President Trump: “We’re going to be very flexible on tariffs”

WASHINGTON- President Donald Trump indicated on Thursday that he was willing to exclude some countries from the steel and aluminum tariffs for national security reasons.

“We’re going to be very fair, we’re going to be very flexible but we’re going to protect the American worker as I said I would do in my campaign,” Trump said during a meeting with members of his cabinet Thursday.

The move was widely expected to set off a trade battle that Trump insists the US can win — but which even some of his closest advisers worry could seriously damage a growing American economy.

While Trump’s message that some countries may be excluded from the tariffs is a softening of his initial plan, he maintained that the figures he announced last week — a 25% tariff on steel and a 10% tariff on aluminum — would stand.

Trump told reporters in the Cabinet Room that certain countries would be excluded, including Canada and Mexico, and kept open the possibility of excluding other nations like Australia, which are important national security allies.

“I’ll have a right to go up or down, depending on the country, and I’ll have a right to drop out countries or add countries,” Trump said.

An administration official said the final order would include a built-in mechanism to allow the President to exclude certain countries, but wouldn’t itself include specific country exclusions.

However, some administration officers are concerned that excluding Canada and Mexico from the steel tariffs, something Trump raised as a way to gain leverage in ongoing NAFTA negotiations, could undercut the legal arguments for the tariffs.

Trump’s advisers insist the tariffs are necessary for national security and are using that argument as the legal basis for them.
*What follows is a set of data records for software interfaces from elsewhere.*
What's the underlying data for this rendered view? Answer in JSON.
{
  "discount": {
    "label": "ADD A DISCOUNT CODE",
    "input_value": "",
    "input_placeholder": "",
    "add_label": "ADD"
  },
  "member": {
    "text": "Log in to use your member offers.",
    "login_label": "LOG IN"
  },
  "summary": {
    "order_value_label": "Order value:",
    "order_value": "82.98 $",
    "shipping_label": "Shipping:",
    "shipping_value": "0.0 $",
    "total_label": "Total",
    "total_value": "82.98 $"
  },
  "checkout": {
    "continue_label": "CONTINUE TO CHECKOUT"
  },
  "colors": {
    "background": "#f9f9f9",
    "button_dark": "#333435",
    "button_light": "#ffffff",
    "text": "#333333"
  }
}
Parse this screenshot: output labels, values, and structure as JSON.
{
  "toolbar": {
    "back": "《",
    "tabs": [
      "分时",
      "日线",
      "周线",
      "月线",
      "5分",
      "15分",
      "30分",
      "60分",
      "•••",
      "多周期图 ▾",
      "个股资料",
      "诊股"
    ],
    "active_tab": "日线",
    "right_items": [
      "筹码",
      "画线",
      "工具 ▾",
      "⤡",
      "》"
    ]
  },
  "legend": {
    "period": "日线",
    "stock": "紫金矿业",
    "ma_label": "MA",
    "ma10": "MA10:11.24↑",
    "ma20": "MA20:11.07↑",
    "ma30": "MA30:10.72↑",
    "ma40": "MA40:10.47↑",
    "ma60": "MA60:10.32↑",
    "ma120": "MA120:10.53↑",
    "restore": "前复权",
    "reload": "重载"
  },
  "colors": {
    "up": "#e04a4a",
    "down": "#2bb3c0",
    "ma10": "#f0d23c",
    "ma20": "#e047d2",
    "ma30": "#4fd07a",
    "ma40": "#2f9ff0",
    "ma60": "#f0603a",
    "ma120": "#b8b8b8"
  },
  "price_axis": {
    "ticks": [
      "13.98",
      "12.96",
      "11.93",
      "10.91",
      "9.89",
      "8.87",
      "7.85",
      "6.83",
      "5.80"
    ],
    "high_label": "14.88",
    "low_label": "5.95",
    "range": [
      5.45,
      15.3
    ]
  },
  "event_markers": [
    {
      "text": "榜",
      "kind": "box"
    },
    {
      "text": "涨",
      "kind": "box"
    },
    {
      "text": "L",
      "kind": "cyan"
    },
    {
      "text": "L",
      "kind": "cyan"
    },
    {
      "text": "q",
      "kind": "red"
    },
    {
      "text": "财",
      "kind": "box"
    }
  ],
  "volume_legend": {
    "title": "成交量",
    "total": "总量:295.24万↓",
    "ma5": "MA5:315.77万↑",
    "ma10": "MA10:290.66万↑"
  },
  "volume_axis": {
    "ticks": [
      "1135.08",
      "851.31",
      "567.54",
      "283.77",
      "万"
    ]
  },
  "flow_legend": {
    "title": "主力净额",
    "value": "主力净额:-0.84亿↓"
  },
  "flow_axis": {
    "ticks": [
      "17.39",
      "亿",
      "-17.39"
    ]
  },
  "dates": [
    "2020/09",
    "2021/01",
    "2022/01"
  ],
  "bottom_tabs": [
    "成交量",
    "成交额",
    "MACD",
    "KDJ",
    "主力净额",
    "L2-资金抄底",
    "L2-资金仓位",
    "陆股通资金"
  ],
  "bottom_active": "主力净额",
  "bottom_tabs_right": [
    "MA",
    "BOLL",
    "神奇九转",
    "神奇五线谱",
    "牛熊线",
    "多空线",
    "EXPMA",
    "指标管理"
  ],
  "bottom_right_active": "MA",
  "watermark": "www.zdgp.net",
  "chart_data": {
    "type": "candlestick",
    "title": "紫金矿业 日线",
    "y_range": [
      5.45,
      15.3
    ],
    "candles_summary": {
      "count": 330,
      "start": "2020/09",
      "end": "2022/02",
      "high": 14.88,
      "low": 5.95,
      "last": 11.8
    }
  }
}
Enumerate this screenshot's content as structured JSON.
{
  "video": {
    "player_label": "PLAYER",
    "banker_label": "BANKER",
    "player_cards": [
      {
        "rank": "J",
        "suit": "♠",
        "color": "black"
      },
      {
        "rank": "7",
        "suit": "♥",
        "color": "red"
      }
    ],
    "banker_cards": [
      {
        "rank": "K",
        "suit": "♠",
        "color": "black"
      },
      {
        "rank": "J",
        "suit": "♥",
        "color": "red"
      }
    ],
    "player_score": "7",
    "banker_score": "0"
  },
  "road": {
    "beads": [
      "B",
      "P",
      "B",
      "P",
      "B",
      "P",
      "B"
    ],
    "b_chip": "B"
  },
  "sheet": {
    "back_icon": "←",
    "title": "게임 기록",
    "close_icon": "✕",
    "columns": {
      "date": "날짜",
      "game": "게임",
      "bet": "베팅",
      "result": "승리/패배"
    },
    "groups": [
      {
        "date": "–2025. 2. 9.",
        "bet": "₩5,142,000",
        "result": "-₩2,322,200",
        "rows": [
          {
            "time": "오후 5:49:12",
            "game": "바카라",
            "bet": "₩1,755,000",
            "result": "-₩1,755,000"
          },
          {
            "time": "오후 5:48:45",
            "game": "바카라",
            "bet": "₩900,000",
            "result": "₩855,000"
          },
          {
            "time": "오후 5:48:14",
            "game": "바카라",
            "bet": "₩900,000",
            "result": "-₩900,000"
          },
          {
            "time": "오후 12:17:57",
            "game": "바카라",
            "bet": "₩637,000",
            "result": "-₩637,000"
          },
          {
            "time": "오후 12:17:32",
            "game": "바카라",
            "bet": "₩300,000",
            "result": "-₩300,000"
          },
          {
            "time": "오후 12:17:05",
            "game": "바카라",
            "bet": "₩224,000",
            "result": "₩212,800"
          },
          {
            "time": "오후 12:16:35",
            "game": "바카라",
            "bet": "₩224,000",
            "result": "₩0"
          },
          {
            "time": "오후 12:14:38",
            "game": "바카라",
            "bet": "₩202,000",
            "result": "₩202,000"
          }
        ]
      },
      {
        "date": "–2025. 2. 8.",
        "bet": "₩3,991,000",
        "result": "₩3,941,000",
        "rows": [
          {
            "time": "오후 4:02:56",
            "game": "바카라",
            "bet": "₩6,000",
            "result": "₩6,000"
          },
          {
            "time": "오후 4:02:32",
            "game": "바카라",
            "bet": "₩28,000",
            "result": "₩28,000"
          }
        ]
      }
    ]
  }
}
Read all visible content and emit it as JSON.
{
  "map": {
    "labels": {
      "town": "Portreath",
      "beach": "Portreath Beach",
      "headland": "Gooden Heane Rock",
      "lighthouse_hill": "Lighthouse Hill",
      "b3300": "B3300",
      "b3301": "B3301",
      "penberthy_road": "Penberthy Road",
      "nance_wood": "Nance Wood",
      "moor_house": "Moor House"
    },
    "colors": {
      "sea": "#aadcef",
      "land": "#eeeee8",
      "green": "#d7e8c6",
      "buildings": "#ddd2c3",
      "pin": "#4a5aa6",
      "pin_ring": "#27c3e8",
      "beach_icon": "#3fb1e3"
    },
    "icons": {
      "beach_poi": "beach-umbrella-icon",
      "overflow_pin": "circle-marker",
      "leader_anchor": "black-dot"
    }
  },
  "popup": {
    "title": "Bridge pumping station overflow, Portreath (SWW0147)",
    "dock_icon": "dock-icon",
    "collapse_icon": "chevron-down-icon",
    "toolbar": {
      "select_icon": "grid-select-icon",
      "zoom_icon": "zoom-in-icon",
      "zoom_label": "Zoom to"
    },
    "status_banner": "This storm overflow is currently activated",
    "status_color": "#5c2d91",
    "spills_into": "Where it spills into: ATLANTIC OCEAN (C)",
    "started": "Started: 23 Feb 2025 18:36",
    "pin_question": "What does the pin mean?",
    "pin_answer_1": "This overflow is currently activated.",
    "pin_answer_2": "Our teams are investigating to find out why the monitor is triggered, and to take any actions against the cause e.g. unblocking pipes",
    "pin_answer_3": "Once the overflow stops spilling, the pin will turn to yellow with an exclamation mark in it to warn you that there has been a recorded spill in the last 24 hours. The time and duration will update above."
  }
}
But NAFTA is unrelated to national security, and excluding Canada and Mexico for that reason could prompt legal challenges at the World Trade Organization.

Top Republican lawmakers and the leaders from major US trading partners have resisted the tariffs plan. More the 100 GOP members of Congress wrote Trump on Wednesday urging him to “reconsider the idea of broad tariffs to avoid unintended negative consequences.”

Sen. James Lankford, who serves on the Homeland Security and Governmental Affairs Committee, Intelligence Committee, and the Appropriations Subcommittee on State, Foreign Operations, and Related Programs, also expressed concern about the tariffs in a letter.

“As outlined in both the National Security Strategy and National Defense Strategy, maintaining relationships with allies and partners is vital to international stability and the national security of the United States. Our military and intelligence communities benefit from these alliances and partnerships, and in today’s strategic environment it is of utmost importance that we continue to foster constructive relationships with international partners that share our nation’s concerns and interests with emphasis on addressing the most critical challenges facing the U.S. and global steel industry,” the letter wrote.

The European Union on Wednesday detailed a list of US-made goods that it would subject to reciprocal tariffs if Trump follows through with his plan. China also indicated it was preparing an appropriate response.

Trump has declared that trade wars are “easy to win” and campaigned on the promise to renew American industries by slapping barriers on trade from other countries.